That Moviola in my head is way too flexible, and the non-verbal story is too nebulous. So if I don't fix something in place, the story is more prone to wander and lose its purpose and form. The way dreams do. (You know, you're on a staircase and you're climbing and climbing and then all of a sudden you're just not? You're in a parking garage and you have no shoes and you can't find your car. And a second ago you were Sherlock Holmes but now you're a ballerina. It's like that.)
So, because of that, it doesn't work so well to do all the plotting and dreaming first, and then do the writing. And it doesn't work at all to try to do them both at the same time, because of what I mentioned above. But when I look back at what I actually do, I wonder if what I have considered to be a lack of self-discipline is really the answer to everything.
Binge and Purge
When I get ready to write a new story, I let it simmer in the back of my head. I do the moviola thing, I also do exercises where I come up with 100 euphemisms for "mouse" - and there comes this point where the idea is ripe. It's not finished, but it is very well developed and there is energy behind it, and then I can start writing.

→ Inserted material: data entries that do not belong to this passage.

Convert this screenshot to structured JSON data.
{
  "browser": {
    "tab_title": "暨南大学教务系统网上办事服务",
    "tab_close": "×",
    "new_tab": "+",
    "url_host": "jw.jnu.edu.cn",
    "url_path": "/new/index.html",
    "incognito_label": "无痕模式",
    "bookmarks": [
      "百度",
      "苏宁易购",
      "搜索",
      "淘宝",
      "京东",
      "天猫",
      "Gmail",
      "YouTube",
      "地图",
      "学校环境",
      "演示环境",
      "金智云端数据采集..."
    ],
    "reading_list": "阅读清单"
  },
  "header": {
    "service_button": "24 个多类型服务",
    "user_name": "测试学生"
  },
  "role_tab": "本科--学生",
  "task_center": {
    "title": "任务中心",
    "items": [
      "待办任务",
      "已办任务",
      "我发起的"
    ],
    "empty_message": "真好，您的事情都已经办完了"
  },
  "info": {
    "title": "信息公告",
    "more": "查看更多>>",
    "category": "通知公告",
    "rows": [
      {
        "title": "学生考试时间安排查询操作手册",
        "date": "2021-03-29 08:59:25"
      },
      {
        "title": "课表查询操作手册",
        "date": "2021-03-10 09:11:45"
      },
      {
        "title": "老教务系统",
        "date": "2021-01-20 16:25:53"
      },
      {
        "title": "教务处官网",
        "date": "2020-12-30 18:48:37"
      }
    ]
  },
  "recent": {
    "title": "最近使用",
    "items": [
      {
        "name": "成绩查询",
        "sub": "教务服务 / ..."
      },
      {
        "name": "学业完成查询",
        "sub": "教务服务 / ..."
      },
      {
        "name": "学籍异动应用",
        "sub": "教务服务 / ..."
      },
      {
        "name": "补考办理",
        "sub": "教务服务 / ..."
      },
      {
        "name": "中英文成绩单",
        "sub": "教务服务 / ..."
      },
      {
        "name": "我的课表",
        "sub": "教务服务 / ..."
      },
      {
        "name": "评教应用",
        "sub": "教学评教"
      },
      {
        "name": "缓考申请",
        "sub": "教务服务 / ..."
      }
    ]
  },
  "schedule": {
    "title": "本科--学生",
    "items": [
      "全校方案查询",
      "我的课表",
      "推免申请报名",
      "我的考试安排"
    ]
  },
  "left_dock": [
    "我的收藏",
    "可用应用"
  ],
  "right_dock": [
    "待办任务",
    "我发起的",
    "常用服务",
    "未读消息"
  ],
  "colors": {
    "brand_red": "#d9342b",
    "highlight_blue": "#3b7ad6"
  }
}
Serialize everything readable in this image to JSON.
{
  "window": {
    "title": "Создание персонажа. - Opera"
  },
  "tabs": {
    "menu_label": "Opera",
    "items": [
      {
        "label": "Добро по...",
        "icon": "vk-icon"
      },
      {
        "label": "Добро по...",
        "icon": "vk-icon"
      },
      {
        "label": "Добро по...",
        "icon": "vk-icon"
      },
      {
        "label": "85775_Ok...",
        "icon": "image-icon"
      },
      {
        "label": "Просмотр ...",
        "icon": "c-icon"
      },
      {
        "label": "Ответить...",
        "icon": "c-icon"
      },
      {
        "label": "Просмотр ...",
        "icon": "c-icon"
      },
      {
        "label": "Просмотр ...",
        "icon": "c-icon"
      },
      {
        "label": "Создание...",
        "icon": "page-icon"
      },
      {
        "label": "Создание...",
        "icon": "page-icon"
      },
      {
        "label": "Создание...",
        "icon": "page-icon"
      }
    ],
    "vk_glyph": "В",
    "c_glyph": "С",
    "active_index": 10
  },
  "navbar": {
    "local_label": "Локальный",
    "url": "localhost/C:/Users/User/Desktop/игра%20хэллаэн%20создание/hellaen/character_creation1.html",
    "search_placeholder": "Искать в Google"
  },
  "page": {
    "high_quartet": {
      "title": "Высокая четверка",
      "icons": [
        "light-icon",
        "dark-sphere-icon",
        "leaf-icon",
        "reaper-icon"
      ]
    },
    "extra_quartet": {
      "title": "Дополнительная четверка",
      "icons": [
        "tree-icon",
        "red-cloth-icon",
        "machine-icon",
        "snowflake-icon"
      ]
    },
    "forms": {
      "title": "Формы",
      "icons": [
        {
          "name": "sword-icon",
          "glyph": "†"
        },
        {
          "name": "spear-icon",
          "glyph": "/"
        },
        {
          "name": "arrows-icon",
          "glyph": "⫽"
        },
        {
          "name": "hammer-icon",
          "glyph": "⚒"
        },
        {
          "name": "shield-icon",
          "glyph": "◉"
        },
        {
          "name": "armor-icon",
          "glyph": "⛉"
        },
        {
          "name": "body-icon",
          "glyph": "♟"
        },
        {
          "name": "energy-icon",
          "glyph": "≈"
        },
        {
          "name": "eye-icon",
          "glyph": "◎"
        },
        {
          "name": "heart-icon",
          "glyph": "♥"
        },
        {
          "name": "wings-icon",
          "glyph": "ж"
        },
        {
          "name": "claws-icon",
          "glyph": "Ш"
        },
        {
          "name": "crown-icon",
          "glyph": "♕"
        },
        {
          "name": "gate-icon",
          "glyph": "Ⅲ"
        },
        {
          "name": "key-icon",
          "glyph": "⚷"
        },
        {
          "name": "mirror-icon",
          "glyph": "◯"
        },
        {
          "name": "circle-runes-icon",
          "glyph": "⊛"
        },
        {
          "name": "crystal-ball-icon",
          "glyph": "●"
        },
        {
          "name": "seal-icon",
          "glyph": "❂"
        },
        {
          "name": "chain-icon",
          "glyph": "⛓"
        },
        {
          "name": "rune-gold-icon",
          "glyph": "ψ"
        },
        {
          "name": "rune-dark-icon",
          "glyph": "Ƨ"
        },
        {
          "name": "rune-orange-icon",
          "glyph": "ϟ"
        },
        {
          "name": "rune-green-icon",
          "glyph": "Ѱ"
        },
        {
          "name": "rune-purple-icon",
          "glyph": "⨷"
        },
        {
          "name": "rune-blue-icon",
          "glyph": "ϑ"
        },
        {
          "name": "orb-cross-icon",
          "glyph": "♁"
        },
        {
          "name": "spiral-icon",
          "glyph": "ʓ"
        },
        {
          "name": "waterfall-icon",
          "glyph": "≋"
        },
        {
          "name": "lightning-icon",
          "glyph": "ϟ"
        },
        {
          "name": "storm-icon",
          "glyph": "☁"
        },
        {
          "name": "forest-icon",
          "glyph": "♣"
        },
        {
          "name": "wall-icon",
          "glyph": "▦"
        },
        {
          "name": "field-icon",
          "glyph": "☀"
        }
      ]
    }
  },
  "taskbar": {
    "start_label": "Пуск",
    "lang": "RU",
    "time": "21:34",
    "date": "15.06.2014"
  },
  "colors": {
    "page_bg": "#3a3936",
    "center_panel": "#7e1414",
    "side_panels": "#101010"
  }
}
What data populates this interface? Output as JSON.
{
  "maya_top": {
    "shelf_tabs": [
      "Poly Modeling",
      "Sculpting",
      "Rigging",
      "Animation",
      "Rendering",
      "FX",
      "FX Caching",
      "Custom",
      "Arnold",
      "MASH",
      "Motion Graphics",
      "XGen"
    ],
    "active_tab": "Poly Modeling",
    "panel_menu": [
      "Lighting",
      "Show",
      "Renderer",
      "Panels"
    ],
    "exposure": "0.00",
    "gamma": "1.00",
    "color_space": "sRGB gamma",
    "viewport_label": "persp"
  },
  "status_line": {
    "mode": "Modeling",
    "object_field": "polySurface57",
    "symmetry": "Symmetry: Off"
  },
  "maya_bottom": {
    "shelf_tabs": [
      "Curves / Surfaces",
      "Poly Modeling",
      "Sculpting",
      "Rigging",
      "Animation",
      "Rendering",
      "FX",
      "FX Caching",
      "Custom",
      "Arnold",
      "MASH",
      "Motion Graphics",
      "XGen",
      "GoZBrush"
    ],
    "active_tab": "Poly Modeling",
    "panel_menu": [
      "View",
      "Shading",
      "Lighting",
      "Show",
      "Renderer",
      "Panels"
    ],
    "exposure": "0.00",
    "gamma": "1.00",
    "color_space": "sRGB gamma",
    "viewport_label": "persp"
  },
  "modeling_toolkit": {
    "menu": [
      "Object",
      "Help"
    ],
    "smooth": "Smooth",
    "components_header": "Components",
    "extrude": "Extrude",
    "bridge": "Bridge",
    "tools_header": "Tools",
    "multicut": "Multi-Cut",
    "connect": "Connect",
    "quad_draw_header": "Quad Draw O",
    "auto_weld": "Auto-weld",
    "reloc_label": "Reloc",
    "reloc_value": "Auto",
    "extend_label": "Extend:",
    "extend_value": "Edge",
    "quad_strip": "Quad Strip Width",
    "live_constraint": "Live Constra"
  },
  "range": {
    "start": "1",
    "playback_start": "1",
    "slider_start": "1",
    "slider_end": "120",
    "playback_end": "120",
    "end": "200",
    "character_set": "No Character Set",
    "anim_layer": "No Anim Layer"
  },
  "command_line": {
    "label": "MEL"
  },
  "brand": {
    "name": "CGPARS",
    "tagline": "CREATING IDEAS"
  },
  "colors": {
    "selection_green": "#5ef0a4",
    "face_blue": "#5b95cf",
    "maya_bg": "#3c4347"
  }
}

I know this works well to launch a story, but it never occurred to me to cycle through this repeatedly. To not just build time for brainstorming at the beginning of writing, and maybe do it again after a layoff, but to build it right into the schedule itself. Don't just take a few days off to get back on track, jump right in there and BINGE on it.
This current non-verbal binge is lasting longer than I expected. I'm going to take a gamble and let it run this time. When I fell the need to nail something down, I'll switch into writing mode. I have a feeling that I will soon see a tipping point in this process, and then I'll be writing like a demon. (And then, when I've purged all the story out of my brain, I'll go back to plotting.)
So here's the big epiphany:
Because everybody claims that plotting and planning is so logical and orderly, I'm always doing it when I'm in a verbal/rational state of mind. And because actual writing is supposed to be so "creative" I try to do it when I'm in my mad artistic mode. Silly me. Plotting is irrational, and writing (working with words and grammar) is rational. D'oh!
So from now on (or until I change my mind) I'm going to work on doing the right thing at the right time. Let Og the Artist do the planning and plotting, and Miss Smartypants do the writing.
See you in the funny papers.